§ **PROBLEM DESCRIPTION**: In full and exactly, please return the records, but keep out the pictures.

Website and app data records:
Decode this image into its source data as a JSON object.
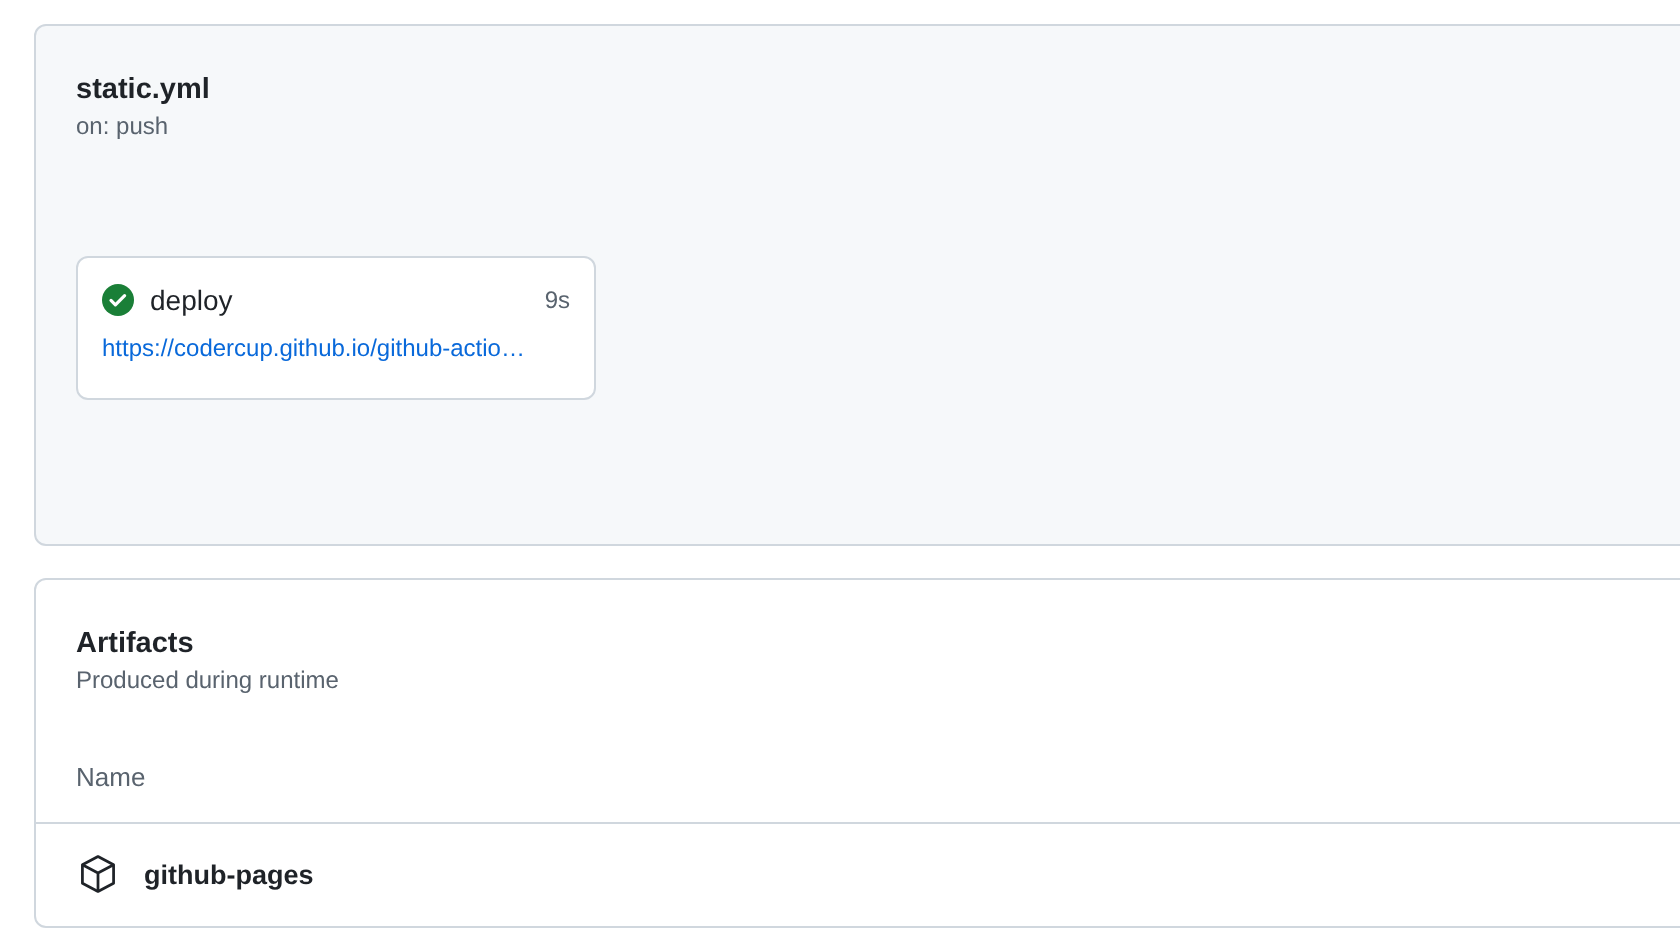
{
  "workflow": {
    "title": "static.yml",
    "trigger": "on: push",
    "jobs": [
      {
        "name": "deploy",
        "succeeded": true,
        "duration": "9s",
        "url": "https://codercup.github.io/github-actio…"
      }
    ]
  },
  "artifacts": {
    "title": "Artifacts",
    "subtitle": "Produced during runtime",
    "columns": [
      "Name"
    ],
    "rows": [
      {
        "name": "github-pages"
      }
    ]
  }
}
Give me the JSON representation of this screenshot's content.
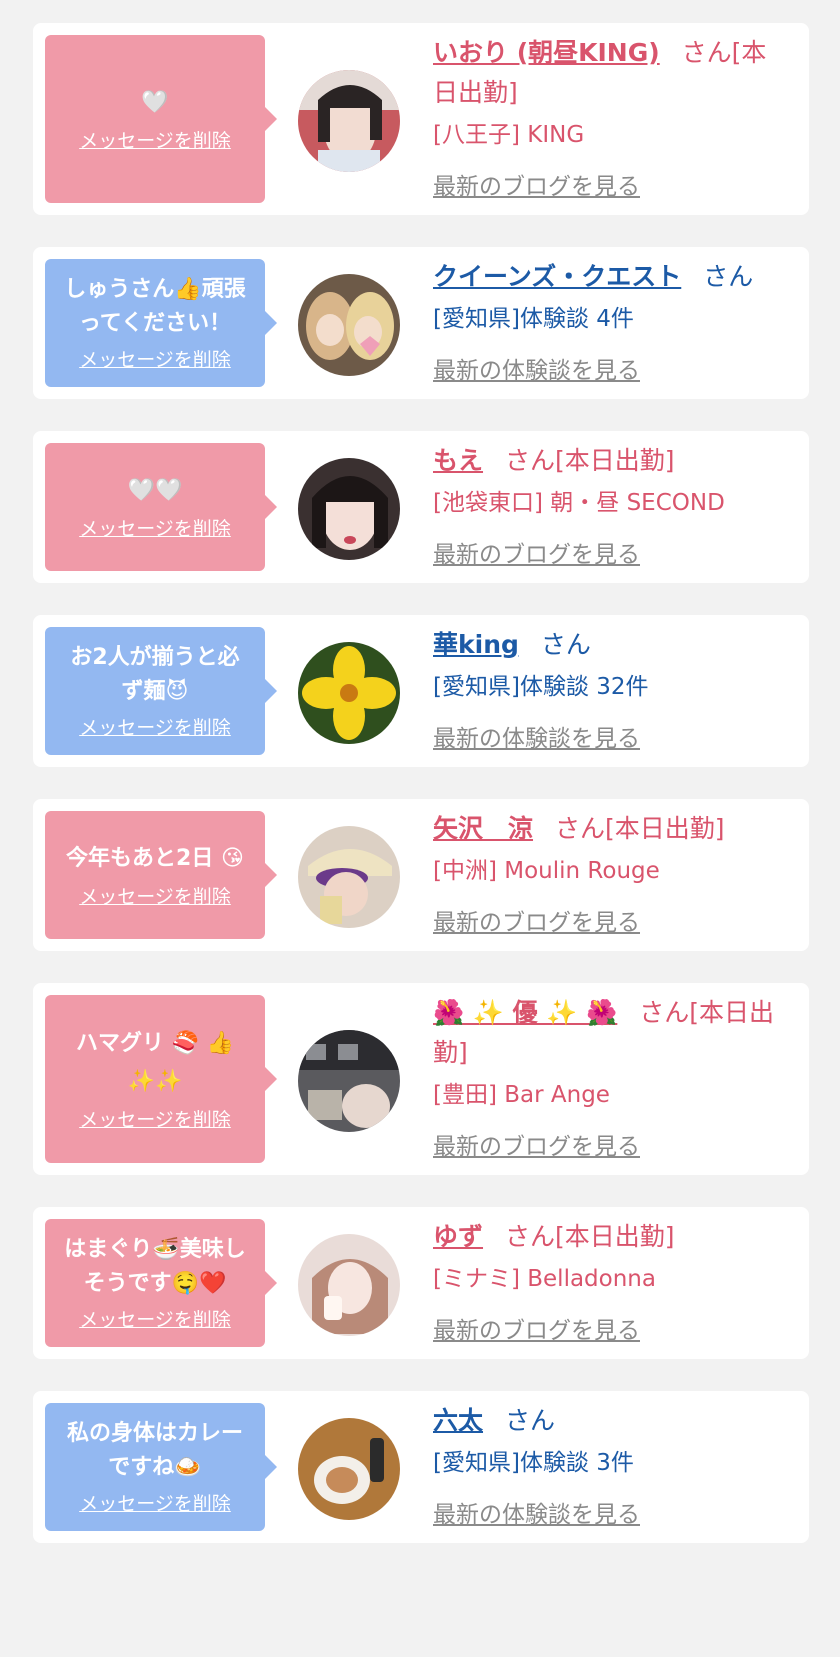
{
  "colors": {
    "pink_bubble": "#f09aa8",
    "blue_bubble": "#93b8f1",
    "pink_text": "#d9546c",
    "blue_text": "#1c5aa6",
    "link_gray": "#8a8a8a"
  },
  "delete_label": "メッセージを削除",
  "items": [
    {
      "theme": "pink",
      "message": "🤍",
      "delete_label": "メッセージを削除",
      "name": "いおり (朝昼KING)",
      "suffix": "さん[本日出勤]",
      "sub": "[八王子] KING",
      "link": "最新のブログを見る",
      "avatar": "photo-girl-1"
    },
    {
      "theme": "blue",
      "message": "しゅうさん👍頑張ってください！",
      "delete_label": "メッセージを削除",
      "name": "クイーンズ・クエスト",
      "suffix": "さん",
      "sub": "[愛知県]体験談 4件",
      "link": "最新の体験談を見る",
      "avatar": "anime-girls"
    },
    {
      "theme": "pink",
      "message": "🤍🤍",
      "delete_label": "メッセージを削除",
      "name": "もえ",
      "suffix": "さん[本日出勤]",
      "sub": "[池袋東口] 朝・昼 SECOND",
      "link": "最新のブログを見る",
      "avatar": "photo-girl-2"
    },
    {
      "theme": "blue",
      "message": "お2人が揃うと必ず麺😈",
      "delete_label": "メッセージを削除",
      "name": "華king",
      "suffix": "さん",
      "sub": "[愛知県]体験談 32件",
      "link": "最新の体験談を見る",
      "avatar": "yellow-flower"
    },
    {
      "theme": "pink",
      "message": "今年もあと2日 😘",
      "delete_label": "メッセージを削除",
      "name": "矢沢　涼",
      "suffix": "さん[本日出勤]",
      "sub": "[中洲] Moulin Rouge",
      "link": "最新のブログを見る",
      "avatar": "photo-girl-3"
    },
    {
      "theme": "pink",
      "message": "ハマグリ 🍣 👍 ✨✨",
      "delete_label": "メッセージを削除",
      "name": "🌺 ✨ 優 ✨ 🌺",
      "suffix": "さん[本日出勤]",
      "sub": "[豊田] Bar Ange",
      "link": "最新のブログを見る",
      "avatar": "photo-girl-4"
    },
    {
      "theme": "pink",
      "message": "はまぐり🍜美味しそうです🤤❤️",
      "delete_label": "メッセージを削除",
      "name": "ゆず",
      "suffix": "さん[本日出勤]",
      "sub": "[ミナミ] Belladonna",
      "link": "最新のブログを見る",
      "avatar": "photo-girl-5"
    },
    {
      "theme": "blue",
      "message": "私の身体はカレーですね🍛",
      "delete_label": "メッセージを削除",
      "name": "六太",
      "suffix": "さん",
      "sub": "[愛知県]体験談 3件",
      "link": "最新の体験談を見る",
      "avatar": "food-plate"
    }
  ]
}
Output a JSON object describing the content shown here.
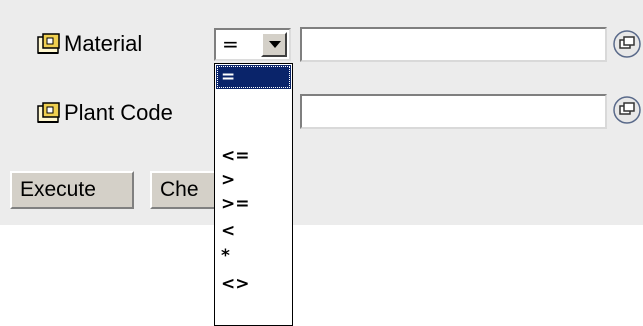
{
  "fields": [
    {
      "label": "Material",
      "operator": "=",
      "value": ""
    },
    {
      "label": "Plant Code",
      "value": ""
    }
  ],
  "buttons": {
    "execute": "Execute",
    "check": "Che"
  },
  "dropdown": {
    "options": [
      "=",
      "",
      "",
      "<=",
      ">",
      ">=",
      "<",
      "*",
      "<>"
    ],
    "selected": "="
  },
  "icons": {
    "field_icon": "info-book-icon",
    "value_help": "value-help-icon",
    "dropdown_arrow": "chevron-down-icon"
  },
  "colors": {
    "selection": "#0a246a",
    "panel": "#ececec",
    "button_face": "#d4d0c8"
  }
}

§ **RESULT OF THE EXERCISE**:
Decode this image into its source data as a JSON object.
{
  "workflow": {
    "title": "static.yml",
    "trigger": "on: push",
    "jobs": [
      {
        "name": "deploy",
        "succeeded": true,
        "duration": "9s",
        "url": "https://codercup.github.io/github-actio…"
      }
    ]
  },
  "artifacts": {
    "title": "Artifacts",
    "subtitle": "Produced during runtime",
    "columns": [
      "Name"
    ],
    "rows": [
      {
        "name": "github-pages"
      }
    ]
  }
}
Give me the JSON representation of this screenshot's content.
{
  "colors": {
    "pink_bubble": "#f09aa8",
    "blue_bubble": "#93b8f1",
    "pink_text": "#d9546c",
    "blue_text": "#1c5aa6",
    "link_gray": "#8a8a8a"
  },
  "delete_label": "メッセージを削除",
  "items": [
    {
      "theme": "pink",
      "message": "🤍",
      "delete_label": "メッセージを削除",
      "name": "いおり (朝昼KING)",
      "suffix": "さん[本日出勤]",
      "sub": "[八王子] KING",
      "link": "最新のブログを見る",
      "avatar": "photo-girl-1"
    },
    {
      "theme": "blue",
      "message": "しゅうさん👍頑張ってください！",
      "delete_label": "メッセージを削除",
      "name": "クイーンズ・クエスト",
      "suffix": "さん",
      "sub": "[愛知県]体験談 4件",
      "link": "最新の体験談を見る",
      "avatar": "anime-girls"
    },
    {
      "theme": "pink",
      "message": "🤍🤍",
      "delete_label": "メッセージを削除",
      "name": "もえ",
      "suffix": "さん[本日出勤]",
      "sub": "[池袋東口] 朝・昼 SECOND",
      "link": "最新のブログを見る",
      "avatar": "photo-girl-2"
    },
    {
      "theme": "blue",
      "message": "お2人が揃うと必ず麺😈",
      "delete_label": "メッセージを削除",
      "name": "華king",
      "suffix": "さん",
      "sub": "[愛知県]体験談 32件",
      "link": "最新の体験談を見る",
      "avatar": "yellow-flower"
    },
    {
      "theme": "pink",
      "message": "今年もあと2日 😘",
      "delete_label": "メッセージを削除",
      "name": "矢沢　涼",
      "suffix": "さん[本日出勤]",
      "sub": "[中洲] Moulin Rouge",
      "link": "最新のブログを見る",
      "avatar": "photo-girl-3"
    },
    {
      "theme": "pink",
      "message": "ハマグリ 🍣 👍 ✨✨",
      "delete_label": "メッセージを削除",
      "name": "🌺 ✨ 優 ✨ 🌺",
      "suffix": "さん[本日出勤]",
      "sub": "[豊田] Bar Ange",
      "link": "最新のブログを見る",
      "avatar": "photo-girl-4"
    },
    {
      "theme": "pink",
      "message": "はまぐり🍜美味しそうです🤤❤️",
      "delete_label": "メッセージを削除",
      "name": "ゆず",
      "suffix": "さん[本日出勤]",
      "sub": "[ミナミ] Belladonna",
      "link": "最新のブログを見る",
      "avatar": "photo-girl-5"
    },
    {
      "theme": "blue",
      "message": "私の身体はカレーですね🍛",
      "delete_label": "メッセージを削除",
      "name": "六太",
      "suffix": "さん",
      "sub": "[愛知県]体験談 3件",
      "link": "最新の体験談を見る",
      "avatar": "food-plate"
    }
  ]
}
Output a JSON object describing the content shown here.
{
  "fields": [
    {
      "label": "Material",
      "operator": "=",
      "value": ""
    },
    {
      "label": "Plant Code",
      "value": ""
    }
  ],
  "buttons": {
    "execute": "Execute",
    "check": "Che"
  },
  "dropdown": {
    "options": [
      "=",
      "",
      "",
      "<=",
      ">",
      ">=",
      "<",
      "*",
      "<>"
    ],
    "selected": "="
  },
  "icons": {
    "field_icon": "info-book-icon",
    "value_help": "value-help-icon",
    "dropdown_arrow": "chevron-down-icon"
  },
  "colors": {
    "selection": "#0a246a",
    "panel": "#ececec",
    "button_face": "#d4d0c8"
  }
}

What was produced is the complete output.